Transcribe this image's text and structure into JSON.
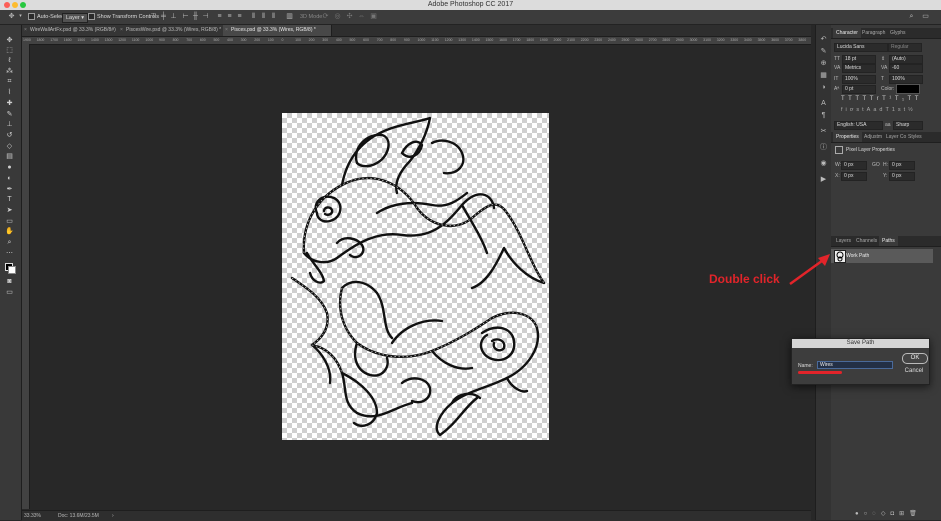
{
  "app": {
    "title": "Adobe Photoshop CC 2017"
  },
  "options_bar": {
    "auto_select_label": "Auto-Select:",
    "auto_select_value": "Layer",
    "show_transform_label": "Show Transform Controls",
    "mode_3d_label": "3D Mode:"
  },
  "tabs": [
    {
      "label": "WireWallArtFx.psd @ 33.3% (RGB/8#)"
    },
    {
      "label": "PiscesWire.psd @ 33.3% (Wires, RGB/8) *"
    },
    {
      "label": "Pisces.psd @ 33.3% (Wires, RGB/8) *"
    }
  ],
  "ruler_labels": [
    "1900",
    "1800",
    "1700",
    "1600",
    "1500",
    "1400",
    "1300",
    "1200",
    "1100",
    "1000",
    "900",
    "800",
    "700",
    "600",
    "500",
    "400",
    "300",
    "200",
    "100",
    "0",
    "100",
    "200",
    "300",
    "400",
    "500",
    "600",
    "700",
    "800",
    "900",
    "1000",
    "1100",
    "1200",
    "1300",
    "1400",
    "1500",
    "1600",
    "1700",
    "1800",
    "1900",
    "2000",
    "2100",
    "2200",
    "2300",
    "2400",
    "2500",
    "2600",
    "2700",
    "2800",
    "2900",
    "3000",
    "3100",
    "3200",
    "3300",
    "3400",
    "3500",
    "3600",
    "3700",
    "3800"
  ],
  "status": {
    "zoom": "33.33%",
    "doc": "Doc: 13.6M/23.5M"
  },
  "character_panel": {
    "tabs": [
      "Character",
      "Paragraph",
      "Glyphs"
    ],
    "font_family": "Lucida Sans",
    "font_style": "Regular",
    "font_size": "18 pt",
    "leading": "(Auto)",
    "kerning": "Metrics",
    "tracking": "-60",
    "vertical_scale": "100%",
    "horizontal_scale": "100%",
    "baseline": "0 pt",
    "color_label": "Color:",
    "style_buttons": [
      "T",
      "T",
      "TT",
      "Tr",
      "T¹",
      "T₁",
      "T",
      "T"
    ],
    "opentype_buttons": [
      "fi",
      "ơ",
      "st",
      "A",
      "ad",
      "T",
      "1st",
      "½"
    ],
    "language": "English: USA",
    "antialias": "Sharp"
  },
  "properties_panel": {
    "tabs": [
      "Properties",
      "Adjustm",
      "Layer Co",
      "Styles"
    ],
    "title": "Pixel Layer Properties",
    "w_label": "W:",
    "w_value": "0 px",
    "h_label": "H:",
    "h_value": "0 px",
    "x_label": "X:",
    "x_value": "0 px",
    "y_label": "Y:",
    "y_value": "0 px",
    "link": "GO"
  },
  "layers_panel": {
    "tabs": [
      "Layers",
      "Channels",
      "Paths"
    ],
    "path_name": "Work Path"
  },
  "annotation": {
    "text": "Double click",
    "color": "#e2242a"
  },
  "save_path_dialog": {
    "title": "Save Path",
    "name_label": "Name:",
    "name_value": "Wires",
    "ok_label": "OK",
    "cancel_label": "Cancel"
  },
  "colors": {
    "accent_red": "#e2242a",
    "ui_dark": "#282828",
    "panel": "#3a3a3a"
  }
}
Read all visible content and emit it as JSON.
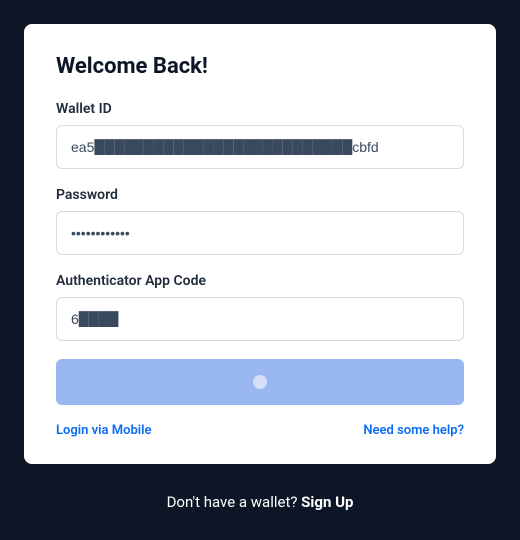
{
  "title": "Welcome Back!",
  "fields": {
    "walletId": {
      "label": "Wallet ID",
      "value": "ea5██████████████████████████cbfd"
    },
    "password": {
      "label": "Password",
      "value": "████████████"
    },
    "authCode": {
      "label": "Authenticator App Code",
      "value": "6████"
    }
  },
  "links": {
    "mobile": "Login via Mobile",
    "help": "Need some help?"
  },
  "footer": {
    "prompt": "Don't have a wallet? ",
    "action": "Sign Up"
  }
}
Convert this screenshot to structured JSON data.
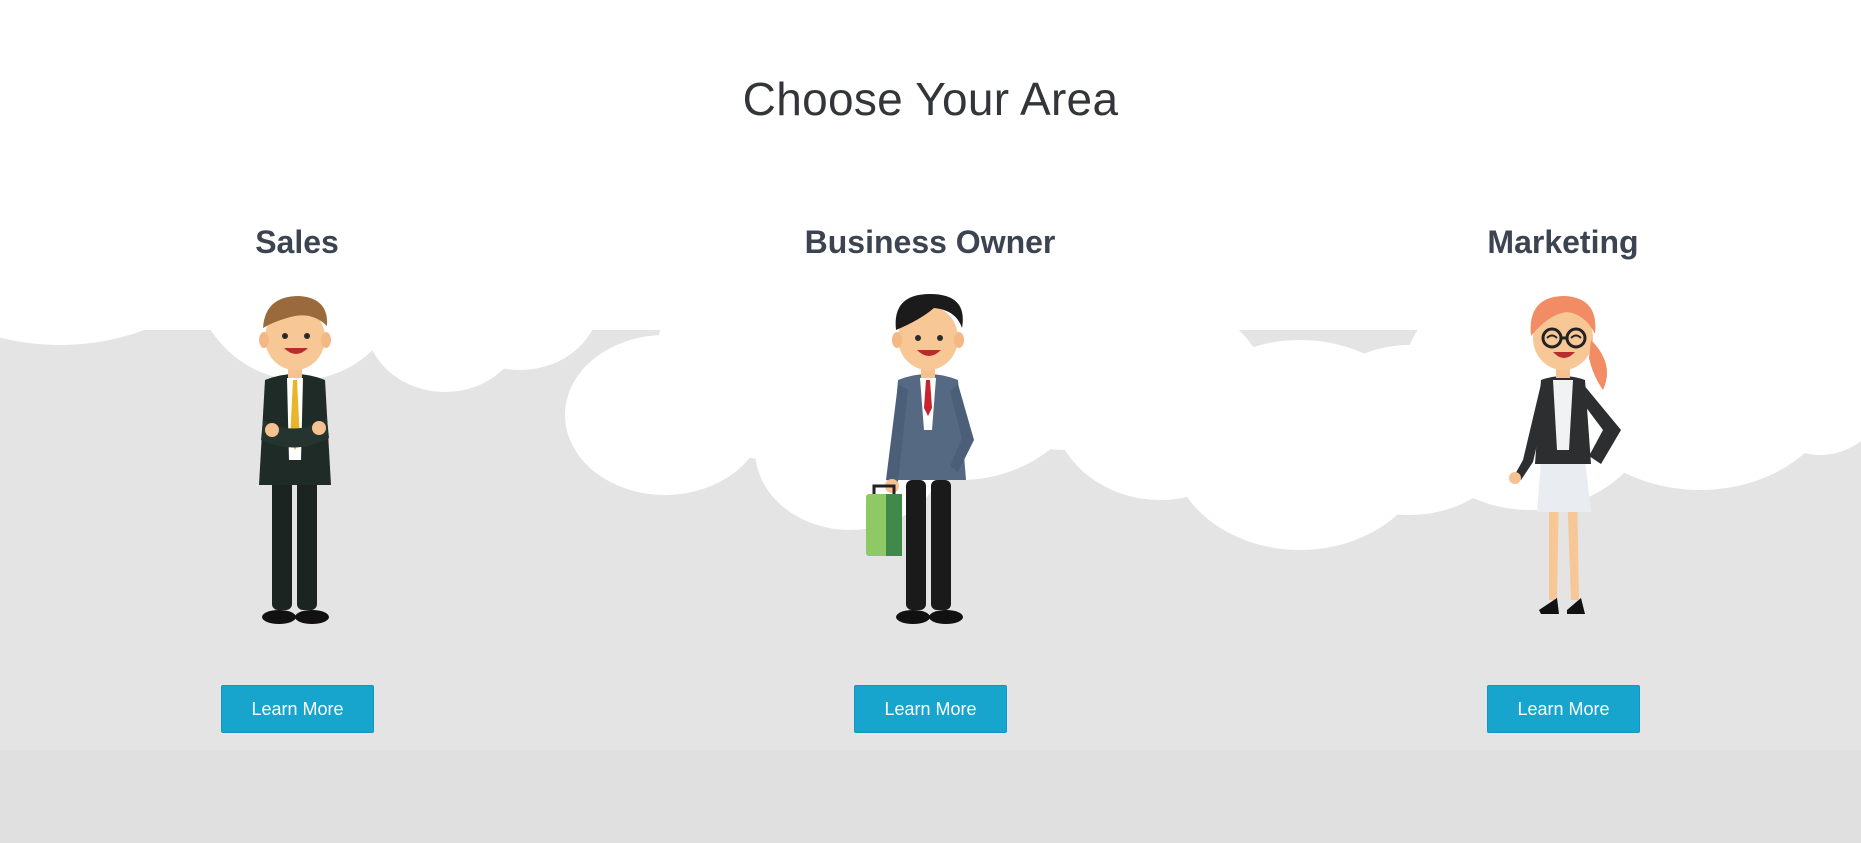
{
  "page": {
    "title": "Choose Your Area"
  },
  "areas": [
    {
      "title": "Sales",
      "button_label": "Learn More",
      "illustration": "salesman-illustration"
    },
    {
      "title": "Business Owner",
      "button_label": "Learn More",
      "illustration": "business-owner-illustration"
    },
    {
      "title": "Marketing",
      "button_label": "Learn More",
      "illustration": "marketer-illustration"
    }
  ],
  "colors": {
    "background_top": "#ffffff",
    "background_bottom": "#e4e4e4",
    "button": "#17a4cd",
    "heading": "#333538",
    "subheading": "#3d4451"
  }
}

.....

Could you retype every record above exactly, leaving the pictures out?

TASK OUTPUT ::
Transcribe this image's text and structure into JSON.
{
  "app": {
    "title": "Adobe Photoshop CC 2017"
  },
  "options_bar": {
    "auto_select_label": "Auto-Select:",
    "auto_select_value": "Layer",
    "show_transform_label": "Show Transform Controls",
    "mode_3d_label": "3D Mode:"
  },
  "tabs": [
    {
      "label": "WireWallArtFx.psd @ 33.3% (RGB/8#)"
    },
    {
      "label": "PiscesWire.psd @ 33.3% (Wires, RGB/8) *"
    },
    {
      "label": "Pisces.psd @ 33.3% (Wires, RGB/8) *"
    }
  ],
  "ruler_labels": [
    "1900",
    "1800",
    "1700",
    "1600",
    "1500",
    "1400",
    "1300",
    "1200",
    "1100",
    "1000",
    "900",
    "800",
    "700",
    "600",
    "500",
    "400",
    "300",
    "200",
    "100",
    "0",
    "100",
    "200",
    "300",
    "400",
    "500",
    "600",
    "700",
    "800",
    "900",
    "1000",
    "1100",
    "1200",
    "1300",
    "1400",
    "1500",
    "1600",
    "1700",
    "1800",
    "1900",
    "2000",
    "2100",
    "2200",
    "2300",
    "2400",
    "2500",
    "2600",
    "2700",
    "2800",
    "2900",
    "3000",
    "3100",
    "3200",
    "3300",
    "3400",
    "3500",
    "3600",
    "3700",
    "3800"
  ],
  "status": {
    "zoom": "33.33%",
    "doc": "Doc: 13.6M/23.5M"
  },
  "character_panel": {
    "tabs": [
      "Character",
      "Paragraph",
      "Glyphs"
    ],
    "font_family": "Lucida Sans",
    "font_style": "Regular",
    "font_size": "18 pt",
    "leading": "(Auto)",
    "kerning": "Metrics",
    "tracking": "-60",
    "vertical_scale": "100%",
    "horizontal_scale": "100%",
    "baseline": "0 pt",
    "color_label": "Color:",
    "style_buttons": [
      "T",
      "T",
      "TT",
      "Tr",
      "T¹",
      "T₁",
      "T",
      "T"
    ],
    "opentype_buttons": [
      "fi",
      "ơ",
      "st",
      "A",
      "ad",
      "T",
      "1st",
      "½"
    ],
    "language": "English: USA",
    "antialias": "Sharp"
  },
  "properties_panel": {
    "tabs": [
      "Properties",
      "Adjustm",
      "Layer Co",
      "Styles"
    ],
    "title": "Pixel Layer Properties",
    "w_label": "W:",
    "w_value": "0 px",
    "h_label": "H:",
    "h_value": "0 px",
    "x_label": "X:",
    "x_value": "0 px",
    "y_label": "Y:",
    "y_value": "0 px",
    "link": "GO"
  },
  "layers_panel": {
    "tabs": [
      "Layers",
      "Channels",
      "Paths"
    ],
    "path_name": "Work Path"
  },
  "annotation": {
    "text": "Double click",
    "color": "#e2242a"
  },
  "save_path_dialog": {
    "title": "Save Path",
    "name_label": "Name:",
    "name_value": "Wires",
    "ok_label": "OK",
    "cancel_label": "Cancel"
  },
  "colors": {
    "accent_red": "#e2242a",
    "ui_dark": "#282828",
    "panel": "#3a3a3a"
  }
}
Read all visible content and emit it as JSON.
{
  "title": "Welcome Back!",
  "fields": {
    "walletId": {
      "label": "Wallet ID",
      "value": "ea5██████████████████████████cbfd"
    },
    "password": {
      "label": "Password",
      "value": "████████████"
    },
    "authCode": {
      "label": "Authenticator App Code",
      "value": "6████"
    }
  },
  "links": {
    "mobile": "Login via Mobile",
    "help": "Need some help?"
  },
  "footer": {
    "prompt": "Don't have a wallet? ",
    "action": "Sign Up"
  }
}
Convert this screenshot to structured JSON data.
{
  "page": {
    "title": "Choose Your Area"
  },
  "areas": [
    {
      "title": "Sales",
      "button_label": "Learn More",
      "illustration": "salesman-illustration"
    },
    {
      "title": "Business Owner",
      "button_label": "Learn More",
      "illustration": "business-owner-illustration"
    },
    {
      "title": "Marketing",
      "button_label": "Learn More",
      "illustration": "marketer-illustration"
    }
  ],
  "colors": {
    "background_top": "#ffffff",
    "background_bottom": "#e4e4e4",
    "button": "#17a4cd",
    "heading": "#333538",
    "subheading": "#3d4451"
  }
}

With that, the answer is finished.